The top earners depend heavily on salaries. In 2010 the top 1% earned 36% of their incomes from salaries and wages (what the CBO calls labor income), 22% from businesses, farms and partnerships, and just 19% from capital gains. The majority of their income would thus be taxed today either at the corporate or the highest marginal rate rather than at the lower capital-gains rate of 23.8%.
Wanna get a sense of the size of labor-unions’ political contributions relative to those of, oh, the Koch brothers? Mark Perry has the picture.
Speaking of political contributions, I wonder if billionaire Tom Steyer will cause as much anguish among “Progressives” as do, oh, the Koch brothers.
My friend Ross Kaminsky reminded me that many years ago I wrote this little piece on puffery. I post it here simply so that I can more easily find it in the future if I need it.
David Henderson is less impressed than Tyler Cowen seems to be by Jason Furman’s performance in the White House.
Gene Healy explains why U.S. presidents emphatically are not worth celebrating. (Duh! They’re politicians – members of a profession as worthy of celebration as are, say, house burglars or purveyors of Ponzi schemes.)
John Cochrane makes available this 2008 video of Eugene Fama explaining the efficient-markets hypothesis.
… is from page 17 of the 2010 Liberty Fund edition of Israel Kirzner’s important 1966 volume, An Essay on Capital (footnote excluded):
The market process consists in the systematic chain of events that ensues from the interaction in the market of the decisions of numerous participants.

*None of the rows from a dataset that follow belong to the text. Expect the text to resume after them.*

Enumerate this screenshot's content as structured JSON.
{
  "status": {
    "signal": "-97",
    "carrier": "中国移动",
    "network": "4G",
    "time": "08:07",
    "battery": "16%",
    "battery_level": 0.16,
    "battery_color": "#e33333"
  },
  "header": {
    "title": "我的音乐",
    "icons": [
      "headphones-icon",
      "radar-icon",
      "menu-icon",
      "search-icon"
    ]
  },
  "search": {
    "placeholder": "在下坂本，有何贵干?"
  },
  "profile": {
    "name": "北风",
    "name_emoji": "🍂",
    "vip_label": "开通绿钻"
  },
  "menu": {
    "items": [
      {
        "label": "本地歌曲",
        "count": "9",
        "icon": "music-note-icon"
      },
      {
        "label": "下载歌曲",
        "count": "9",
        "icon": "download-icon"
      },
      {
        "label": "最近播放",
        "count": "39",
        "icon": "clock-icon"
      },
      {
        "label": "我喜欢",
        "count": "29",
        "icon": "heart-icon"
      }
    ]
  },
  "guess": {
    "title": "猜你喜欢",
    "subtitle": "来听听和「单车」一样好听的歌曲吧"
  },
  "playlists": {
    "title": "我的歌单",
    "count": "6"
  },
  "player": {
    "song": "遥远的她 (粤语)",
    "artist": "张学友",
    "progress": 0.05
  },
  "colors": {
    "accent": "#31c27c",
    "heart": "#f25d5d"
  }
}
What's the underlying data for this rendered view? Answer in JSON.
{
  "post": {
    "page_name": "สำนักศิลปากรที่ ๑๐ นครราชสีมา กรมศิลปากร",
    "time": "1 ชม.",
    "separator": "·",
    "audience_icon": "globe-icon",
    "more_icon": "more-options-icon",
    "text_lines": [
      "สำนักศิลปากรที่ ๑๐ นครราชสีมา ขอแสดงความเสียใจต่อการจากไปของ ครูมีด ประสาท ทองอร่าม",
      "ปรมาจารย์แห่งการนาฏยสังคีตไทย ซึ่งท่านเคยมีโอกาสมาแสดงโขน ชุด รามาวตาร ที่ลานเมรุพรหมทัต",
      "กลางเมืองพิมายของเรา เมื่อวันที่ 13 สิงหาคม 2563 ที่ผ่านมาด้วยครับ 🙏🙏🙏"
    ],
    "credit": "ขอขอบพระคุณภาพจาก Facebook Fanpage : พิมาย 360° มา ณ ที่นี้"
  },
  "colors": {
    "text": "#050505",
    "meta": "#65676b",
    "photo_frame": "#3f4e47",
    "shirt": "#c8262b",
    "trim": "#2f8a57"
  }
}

These decision-makers find, at the outset, that the opportunities that are in fact being offered to them in the market (by virtue of the decisions of others) are different (either more or less attractive) than those originally expected. From the lessons learned in the market in this way, there follows a systematic pattern of adjustment and revision in the decisions made by market participants. This pattern of adjustment constitutes the market process.
Many excellent analyses have been done to explain why freeing the market for transplantable body organs would be a tremendously positive move toward a more humane – and healthier – society. Lloyd Cohen, for example – a GMU colleague of mine from over in the law school – has done great good work in this area. So has Sally Satel. (And here’s a short essay that University of Michigan law professor Adam Pritchard and I wrote in 1999 on this matter.) But this letter in tomorrow’s Wall Street Journal cuts right through to one vital consideration in favor of allowing organ donors to be paid market prices for their organs:
Why is it morally OK for everyone in the process to be paid for their time, talent and expenses except the one person who makes it all possible? Hundreds of thousands of dollars go to surgeons, anesthetists, hospitals, etc., for a transplant procedure, but it’s morally reprehensible for the donor to receive a dime?
It’s time for the altruists to get over themselves. We cannot afford the price of their convictions.
Do realize that the current prohibition on organ donors being paid to donate organs (that they are perfectly free to donate for free) is, in effect, a price ceiling of $0.00 on donate organs. I leave it to Cafe patrons to determine what this price ceiling does to the market value of transplantable body organs – and what a lifting of this price ceiling will likely do to the prices that transplant surgeons and hospitals can charge for their transplant services.